▶ **Prompt**: Write every record below out exactly; no images.
-- Opening Marker --
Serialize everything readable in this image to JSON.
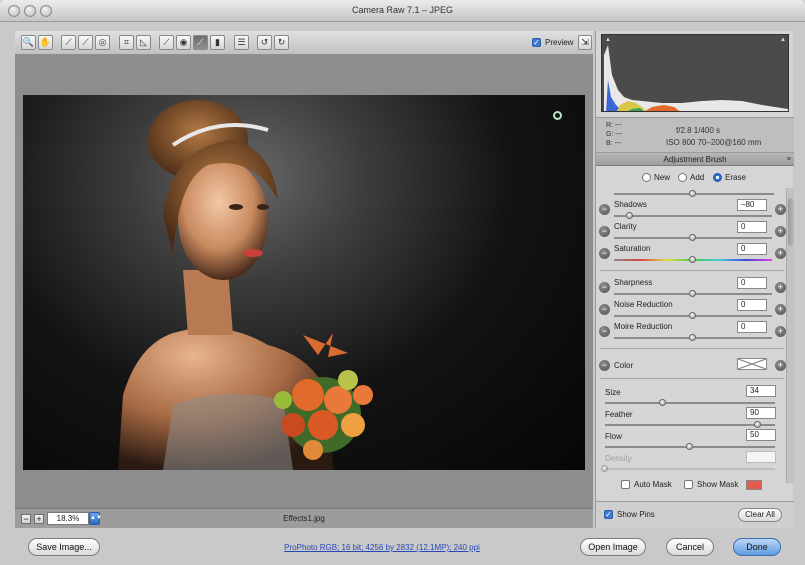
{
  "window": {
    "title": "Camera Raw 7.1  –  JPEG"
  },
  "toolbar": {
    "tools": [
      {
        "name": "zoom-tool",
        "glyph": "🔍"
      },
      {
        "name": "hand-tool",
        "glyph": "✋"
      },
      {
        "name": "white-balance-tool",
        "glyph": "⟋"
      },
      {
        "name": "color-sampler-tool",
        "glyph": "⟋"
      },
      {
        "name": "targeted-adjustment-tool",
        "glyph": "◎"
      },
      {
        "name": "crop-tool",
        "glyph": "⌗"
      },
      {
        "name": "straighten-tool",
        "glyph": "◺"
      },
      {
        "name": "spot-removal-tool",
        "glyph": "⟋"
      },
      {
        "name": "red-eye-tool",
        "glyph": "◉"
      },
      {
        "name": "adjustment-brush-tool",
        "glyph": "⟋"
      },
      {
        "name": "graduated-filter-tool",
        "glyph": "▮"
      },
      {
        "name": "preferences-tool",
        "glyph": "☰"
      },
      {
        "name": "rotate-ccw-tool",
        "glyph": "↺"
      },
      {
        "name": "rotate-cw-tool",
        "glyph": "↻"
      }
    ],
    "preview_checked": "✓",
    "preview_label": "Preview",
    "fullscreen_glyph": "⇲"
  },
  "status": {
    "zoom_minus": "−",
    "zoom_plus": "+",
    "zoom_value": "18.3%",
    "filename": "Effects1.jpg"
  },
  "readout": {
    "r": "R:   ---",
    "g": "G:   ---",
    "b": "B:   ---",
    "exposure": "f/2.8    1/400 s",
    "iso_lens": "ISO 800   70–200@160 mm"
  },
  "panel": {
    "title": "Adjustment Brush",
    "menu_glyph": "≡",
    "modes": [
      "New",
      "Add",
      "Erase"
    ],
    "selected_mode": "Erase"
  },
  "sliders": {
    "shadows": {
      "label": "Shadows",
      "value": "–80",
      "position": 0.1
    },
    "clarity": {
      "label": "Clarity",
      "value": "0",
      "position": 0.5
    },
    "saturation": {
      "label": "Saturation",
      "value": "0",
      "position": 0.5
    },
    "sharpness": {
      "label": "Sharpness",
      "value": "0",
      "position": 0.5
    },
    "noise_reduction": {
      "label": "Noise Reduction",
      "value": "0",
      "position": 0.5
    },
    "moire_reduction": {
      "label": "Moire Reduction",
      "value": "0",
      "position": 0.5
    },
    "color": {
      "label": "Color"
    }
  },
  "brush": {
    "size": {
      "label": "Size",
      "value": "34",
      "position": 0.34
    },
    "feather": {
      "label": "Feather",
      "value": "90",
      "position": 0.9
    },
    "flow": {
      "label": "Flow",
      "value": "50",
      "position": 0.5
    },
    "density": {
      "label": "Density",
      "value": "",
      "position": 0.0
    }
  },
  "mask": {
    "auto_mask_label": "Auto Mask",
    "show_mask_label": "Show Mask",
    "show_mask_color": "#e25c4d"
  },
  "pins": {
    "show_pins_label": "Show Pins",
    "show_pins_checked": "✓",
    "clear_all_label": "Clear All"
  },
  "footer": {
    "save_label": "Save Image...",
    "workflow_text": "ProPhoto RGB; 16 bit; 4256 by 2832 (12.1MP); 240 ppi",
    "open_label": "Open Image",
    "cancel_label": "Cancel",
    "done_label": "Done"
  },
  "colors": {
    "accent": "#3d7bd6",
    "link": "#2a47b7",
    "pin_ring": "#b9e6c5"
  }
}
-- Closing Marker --
▶ **Task response**:
Serialize everything readable in this image to JSON.
{
  "window": {
    "title": "Camera Raw 7.1  –  JPEG"
  },
  "toolbar": {
    "tools": [
      {
        "name": "zoom-tool",
        "glyph": "🔍"
      },
      {
        "name": "hand-tool",
        "glyph": "✋"
      },
      {
        "name": "white-balance-tool",
        "glyph": "⟋"
      },
      {
        "name": "color-sampler-tool",
        "glyph": "⟋"
      },
      {
        "name": "targeted-adjustment-tool",
        "glyph": "◎"
      },
      {
        "name": "crop-tool",
        "glyph": "⌗"
      },
      {
        "name": "straighten-tool",
        "glyph": "◺"
      },
      {
        "name": "spot-removal-tool",
        "glyph": "⟋"
      },
      {
        "name": "red-eye-tool",
        "glyph": "◉"
      },
      {
        "name": "adjustment-brush-tool",
        "glyph": "⟋"
      },
      {
        "name": "graduated-filter-tool",
        "glyph": "▮"
      },
      {
        "name": "preferences-tool",
        "glyph": "☰"
      },
      {
        "name": "rotate-ccw-tool",
        "glyph": "↺"
      },
      {
        "name": "rotate-cw-tool",
        "glyph": "↻"
      }
    ],
    "preview_checked": "✓",
    "preview_label": "Preview",
    "fullscreen_glyph": "⇲"
  },
  "status": {
    "zoom_minus": "−",
    "zoom_plus": "+",
    "zoom_value": "18.3%",
    "filename": "Effects1.jpg"
  },
  "readout": {
    "r": "R:   ---",
    "g": "G:   ---",
    "b": "B:   ---",
    "exposure": "f/2.8    1/400 s",
    "iso_lens": "ISO 800   70–200@160 mm"
  },
  "panel": {
    "title": "Adjustment Brush",
    "menu_glyph": "≡",
    "modes": [
      "New",
      "Add",
      "Erase"
    ],
    "selected_mode": "Erase"
  },
  "sliders": {
    "shadows": {
      "label": "Shadows",
      "value": "–80",
      "position": 0.1
    },
    "clarity": {
      "label": "Clarity",
      "value": "0",
      "position": 0.5
    },
    "saturation": {
      "label": "Saturation",
      "value": "0",
      "position": 0.5
    },
    "sharpness": {
      "label": "Sharpness",
      "value": "0",
      "position": 0.5
    },
    "noise_reduction": {
      "label": "Noise Reduction",
      "value": "0",
      "position": 0.5
    },
    "moire_reduction": {
      "label": "Moire Reduction",
      "value": "0",
      "position": 0.5
    },
    "color": {
      "label": "Color"
    }
  },
  "brush": {
    "size": {
      "label": "Size",
      "value": "34",
      "position": 0.34
    },
    "feather": {
      "label": "Feather",
      "value": "90",
      "position": 0.9
    },
    "flow": {
      "label": "Flow",
      "value": "50",
      "position": 0.5
    },
    "density": {
      "label": "Density",
      "value": "",
      "position": 0.0
    }
  },
  "mask": {
    "auto_mask_label": "Auto Mask",
    "show_mask_label": "Show Mask",
    "show_mask_color": "#e25c4d"
  },
  "pins": {
    "show_pins_label": "Show Pins",
    "show_pins_checked": "✓",
    "clear_all_label": "Clear All"
  },
  "footer": {
    "save_label": "Save Image...",
    "workflow_text": "ProPhoto RGB; 16 bit; 4256 by 2832 (12.1MP); 240 ppi",
    "open_label": "Open Image",
    "cancel_label": "Cancel",
    "done_label": "Done"
  },
  "colors": {
    "accent": "#3d7bd6",
    "link": "#2a47b7",
    "pin_ring": "#b9e6c5"
  }
}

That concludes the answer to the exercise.